Check every line of the records below for the string "Accetta" and copy the ones that have it.

§ EXCERPTED RECORDS:
↓↓↓

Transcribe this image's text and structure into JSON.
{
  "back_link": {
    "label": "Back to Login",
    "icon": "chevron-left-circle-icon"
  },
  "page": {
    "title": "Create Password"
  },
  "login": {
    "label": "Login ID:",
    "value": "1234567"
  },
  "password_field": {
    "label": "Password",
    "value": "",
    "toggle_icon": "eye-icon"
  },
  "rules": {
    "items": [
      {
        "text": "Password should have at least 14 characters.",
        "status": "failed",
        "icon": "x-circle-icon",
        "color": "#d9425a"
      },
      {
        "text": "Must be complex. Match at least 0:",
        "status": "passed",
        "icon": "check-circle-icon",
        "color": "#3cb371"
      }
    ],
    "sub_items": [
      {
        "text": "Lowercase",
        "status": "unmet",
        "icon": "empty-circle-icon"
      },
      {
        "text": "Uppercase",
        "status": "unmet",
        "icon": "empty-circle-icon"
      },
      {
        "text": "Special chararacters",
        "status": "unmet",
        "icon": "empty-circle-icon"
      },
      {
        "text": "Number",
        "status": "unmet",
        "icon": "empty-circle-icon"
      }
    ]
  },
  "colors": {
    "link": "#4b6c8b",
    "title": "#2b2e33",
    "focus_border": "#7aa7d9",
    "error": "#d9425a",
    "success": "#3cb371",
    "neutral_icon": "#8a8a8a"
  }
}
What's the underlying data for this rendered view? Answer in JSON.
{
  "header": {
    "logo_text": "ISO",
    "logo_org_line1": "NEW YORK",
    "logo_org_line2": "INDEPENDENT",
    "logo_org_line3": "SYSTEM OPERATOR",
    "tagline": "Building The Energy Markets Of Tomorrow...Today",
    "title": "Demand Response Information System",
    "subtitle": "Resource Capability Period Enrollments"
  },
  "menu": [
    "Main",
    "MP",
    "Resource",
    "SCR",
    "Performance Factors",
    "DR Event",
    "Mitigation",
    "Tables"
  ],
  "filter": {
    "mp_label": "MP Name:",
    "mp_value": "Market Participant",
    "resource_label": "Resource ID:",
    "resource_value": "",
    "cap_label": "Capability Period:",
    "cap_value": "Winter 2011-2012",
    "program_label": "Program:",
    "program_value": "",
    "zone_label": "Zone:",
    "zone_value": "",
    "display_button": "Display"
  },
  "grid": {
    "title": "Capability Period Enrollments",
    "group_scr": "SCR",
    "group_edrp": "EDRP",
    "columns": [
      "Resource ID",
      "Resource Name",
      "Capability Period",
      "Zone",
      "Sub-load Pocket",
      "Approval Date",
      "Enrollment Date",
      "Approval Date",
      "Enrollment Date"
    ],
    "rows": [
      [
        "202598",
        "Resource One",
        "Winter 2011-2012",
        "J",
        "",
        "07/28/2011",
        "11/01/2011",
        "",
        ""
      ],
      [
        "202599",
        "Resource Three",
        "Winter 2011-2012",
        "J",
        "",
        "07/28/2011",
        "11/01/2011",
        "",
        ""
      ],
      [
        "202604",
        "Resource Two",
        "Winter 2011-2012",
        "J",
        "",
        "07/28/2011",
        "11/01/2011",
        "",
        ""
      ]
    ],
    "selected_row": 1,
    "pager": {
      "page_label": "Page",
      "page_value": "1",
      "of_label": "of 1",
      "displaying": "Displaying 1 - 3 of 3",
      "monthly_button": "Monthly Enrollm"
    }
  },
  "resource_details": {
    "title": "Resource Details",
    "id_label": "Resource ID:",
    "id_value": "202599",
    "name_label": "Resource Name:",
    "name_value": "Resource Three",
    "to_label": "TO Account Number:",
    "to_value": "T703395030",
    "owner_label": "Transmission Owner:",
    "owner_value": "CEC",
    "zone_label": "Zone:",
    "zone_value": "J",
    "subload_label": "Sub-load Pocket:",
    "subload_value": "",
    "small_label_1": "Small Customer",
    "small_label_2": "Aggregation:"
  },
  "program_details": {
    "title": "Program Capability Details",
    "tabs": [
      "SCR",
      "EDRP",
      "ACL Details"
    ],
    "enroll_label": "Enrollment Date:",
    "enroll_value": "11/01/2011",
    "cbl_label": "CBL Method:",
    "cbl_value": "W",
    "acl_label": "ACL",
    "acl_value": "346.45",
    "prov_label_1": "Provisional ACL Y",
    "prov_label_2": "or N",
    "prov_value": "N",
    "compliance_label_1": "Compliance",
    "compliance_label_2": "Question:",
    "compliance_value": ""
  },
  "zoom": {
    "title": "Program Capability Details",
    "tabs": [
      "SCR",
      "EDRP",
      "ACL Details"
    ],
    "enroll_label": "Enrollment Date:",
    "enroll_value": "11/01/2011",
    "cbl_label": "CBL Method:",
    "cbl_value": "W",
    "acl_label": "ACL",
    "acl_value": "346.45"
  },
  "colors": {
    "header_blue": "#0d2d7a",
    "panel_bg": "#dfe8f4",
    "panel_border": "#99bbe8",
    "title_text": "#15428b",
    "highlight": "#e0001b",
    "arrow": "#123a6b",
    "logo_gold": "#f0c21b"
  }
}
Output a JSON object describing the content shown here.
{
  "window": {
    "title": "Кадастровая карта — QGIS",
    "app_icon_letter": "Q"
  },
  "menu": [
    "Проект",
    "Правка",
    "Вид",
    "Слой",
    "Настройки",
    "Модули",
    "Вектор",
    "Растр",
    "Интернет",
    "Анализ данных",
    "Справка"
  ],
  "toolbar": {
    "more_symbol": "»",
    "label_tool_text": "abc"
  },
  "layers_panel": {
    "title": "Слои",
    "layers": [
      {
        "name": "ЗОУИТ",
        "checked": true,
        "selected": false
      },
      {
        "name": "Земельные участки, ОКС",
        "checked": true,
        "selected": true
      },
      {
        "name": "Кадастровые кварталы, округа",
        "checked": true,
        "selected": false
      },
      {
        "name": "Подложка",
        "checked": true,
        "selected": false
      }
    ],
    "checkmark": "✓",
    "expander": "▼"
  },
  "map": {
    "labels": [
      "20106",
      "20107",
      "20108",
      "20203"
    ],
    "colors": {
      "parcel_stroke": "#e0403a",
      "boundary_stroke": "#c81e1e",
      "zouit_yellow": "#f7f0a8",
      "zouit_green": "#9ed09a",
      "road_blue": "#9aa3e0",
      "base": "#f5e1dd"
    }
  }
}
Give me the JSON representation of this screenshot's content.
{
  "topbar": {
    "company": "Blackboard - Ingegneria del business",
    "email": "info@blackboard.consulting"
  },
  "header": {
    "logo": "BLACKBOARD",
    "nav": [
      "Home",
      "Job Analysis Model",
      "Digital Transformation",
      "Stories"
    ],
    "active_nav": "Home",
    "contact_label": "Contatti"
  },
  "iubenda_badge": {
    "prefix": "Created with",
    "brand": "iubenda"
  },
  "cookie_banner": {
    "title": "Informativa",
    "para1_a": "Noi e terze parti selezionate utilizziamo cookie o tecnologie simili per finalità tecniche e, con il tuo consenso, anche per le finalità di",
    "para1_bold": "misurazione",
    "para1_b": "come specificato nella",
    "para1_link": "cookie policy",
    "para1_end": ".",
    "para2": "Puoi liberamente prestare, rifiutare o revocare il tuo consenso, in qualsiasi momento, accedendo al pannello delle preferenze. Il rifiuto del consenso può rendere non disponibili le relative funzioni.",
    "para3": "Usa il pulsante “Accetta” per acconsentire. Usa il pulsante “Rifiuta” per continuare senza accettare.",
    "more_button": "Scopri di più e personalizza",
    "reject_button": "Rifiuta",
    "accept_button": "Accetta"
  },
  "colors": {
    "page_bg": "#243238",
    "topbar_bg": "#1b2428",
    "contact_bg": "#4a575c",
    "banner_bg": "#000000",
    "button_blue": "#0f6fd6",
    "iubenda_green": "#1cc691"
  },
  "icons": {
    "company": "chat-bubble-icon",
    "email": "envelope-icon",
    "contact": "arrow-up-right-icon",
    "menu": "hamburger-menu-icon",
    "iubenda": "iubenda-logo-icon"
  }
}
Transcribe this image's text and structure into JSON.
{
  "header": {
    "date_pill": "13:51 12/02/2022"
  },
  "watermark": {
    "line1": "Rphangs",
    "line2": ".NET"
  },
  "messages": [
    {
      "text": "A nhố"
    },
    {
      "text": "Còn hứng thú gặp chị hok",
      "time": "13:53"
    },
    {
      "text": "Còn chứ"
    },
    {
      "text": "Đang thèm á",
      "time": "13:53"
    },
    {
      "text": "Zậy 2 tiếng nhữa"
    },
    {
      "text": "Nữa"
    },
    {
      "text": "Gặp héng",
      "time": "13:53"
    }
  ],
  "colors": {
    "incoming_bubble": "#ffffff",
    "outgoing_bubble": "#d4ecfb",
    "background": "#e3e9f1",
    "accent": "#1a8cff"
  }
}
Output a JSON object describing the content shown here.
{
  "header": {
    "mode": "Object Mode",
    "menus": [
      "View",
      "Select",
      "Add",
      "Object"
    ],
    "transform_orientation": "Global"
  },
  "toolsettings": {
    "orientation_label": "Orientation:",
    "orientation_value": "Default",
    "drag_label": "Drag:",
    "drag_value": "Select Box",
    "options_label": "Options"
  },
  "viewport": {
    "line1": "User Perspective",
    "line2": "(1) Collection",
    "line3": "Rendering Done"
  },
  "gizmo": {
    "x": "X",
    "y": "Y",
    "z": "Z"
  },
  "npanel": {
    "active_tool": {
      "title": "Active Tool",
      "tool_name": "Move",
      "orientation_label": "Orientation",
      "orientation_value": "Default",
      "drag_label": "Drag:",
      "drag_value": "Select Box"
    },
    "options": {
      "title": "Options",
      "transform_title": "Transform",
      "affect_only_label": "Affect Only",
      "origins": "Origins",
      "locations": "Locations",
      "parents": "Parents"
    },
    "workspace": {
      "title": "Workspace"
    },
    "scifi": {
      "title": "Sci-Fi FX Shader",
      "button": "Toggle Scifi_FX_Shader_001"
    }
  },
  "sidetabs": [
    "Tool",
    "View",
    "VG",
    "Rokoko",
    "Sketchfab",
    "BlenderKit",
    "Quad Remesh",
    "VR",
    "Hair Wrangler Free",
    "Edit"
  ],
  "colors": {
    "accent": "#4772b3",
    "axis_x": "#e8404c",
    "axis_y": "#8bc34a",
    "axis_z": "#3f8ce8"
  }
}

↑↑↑

§ REPLY:
    "para3": "Usa il pulsante “Accetta” per acconsentire. Usa il pulsante “Rifiuta” per continuare senza accettare.",
    "accept_button": "Accetta"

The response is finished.